In an invited commentary published in JAMA Network Open, researchers from the National Institute on Drug Abuse stated extended-release (ER) formulations of buprenorphine have the potential to help effectively combat the opioid crisis in the US, as patients reported high satisfaction.
To reduce the number of overdose deaths in the United States, which in 2019 was >70,000, an expansion of opioid use disorder (OUD) treatments is needed.
The challenges for OUD treatment include low retention rates, in which 40% to 50% of patients have a relapse within 6 months. In other areas of medicine, ER formulations have been found to increase treatment compliance, and ER formulations may be more useful among patients who are homeless or reside in rural areas where access to OUD treatments is limited.
ER naltrexone and buprenorphine have been found to be as efficacious as immediate-release (IR) formulations during clinical trials. If IR and ER formulations are similarly efficacious for the treatment of OUD, which drug is superior? The commentary authors emphasized that the patient’s perspective and preference should be an important factor to consider to determine which formulation may be more effective.
For example, a recent study of weekly or monthly ER buprenorphine compared with daily oral buprenorphine for the treatment of OUD used patient-reported outcomes as the primary outcome and compliance and retention as secondary outcomes.
This study found no difficulty in transitioning from the oral to ER formulation, and patients reported they were more satisfied with the ER formulations. The ER formulation was both well tolerated and acceptable to patients.
The commentary authors congratulated the researchers who performed this study, noting that their choice to focus on the patient perspectives was an innovative strategy. However, it remains unclear whether their study findings may be generalizable to other regions (outside Australia) due to differing standards of practice.
Researchers were urged to consider elevating the importance of patient-reported outcomes in the design of OUD treatment studies because even if the studied drugs are similarly efficacious, patient satisfaction may be the determining factor for which treatment would be more effective in the real-world setting. Increased patient satisfaction and compliance with ER formulations have the potential to reduce overdose mortality and help combat the opioid epidemic.

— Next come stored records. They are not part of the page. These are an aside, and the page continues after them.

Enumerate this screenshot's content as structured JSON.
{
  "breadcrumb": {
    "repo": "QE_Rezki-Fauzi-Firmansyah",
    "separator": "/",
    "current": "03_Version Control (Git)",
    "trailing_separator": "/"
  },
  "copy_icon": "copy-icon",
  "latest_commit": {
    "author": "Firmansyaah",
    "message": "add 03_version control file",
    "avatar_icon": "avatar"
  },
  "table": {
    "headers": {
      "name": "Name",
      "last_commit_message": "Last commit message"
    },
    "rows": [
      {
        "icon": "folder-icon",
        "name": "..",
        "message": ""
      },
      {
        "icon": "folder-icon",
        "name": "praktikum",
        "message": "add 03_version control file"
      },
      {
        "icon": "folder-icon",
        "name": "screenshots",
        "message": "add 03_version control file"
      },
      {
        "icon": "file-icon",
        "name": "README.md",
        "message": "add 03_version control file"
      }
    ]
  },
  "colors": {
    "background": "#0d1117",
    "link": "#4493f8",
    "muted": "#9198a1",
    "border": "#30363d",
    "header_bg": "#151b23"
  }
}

Disclosure: An author declared affiliations with industry. Please refer to the original article for a full list of authors’ disclosures.
Comptom W M, Volkow N D. Extended-release buprenorphine and its evaluation with patient-reported outcomes. JAMA Netw Open. 2021;4(5):e219708. doi:10.1001/jamanetworkopen.2021.9708
This article originally appeared on Clinical Pain Advisor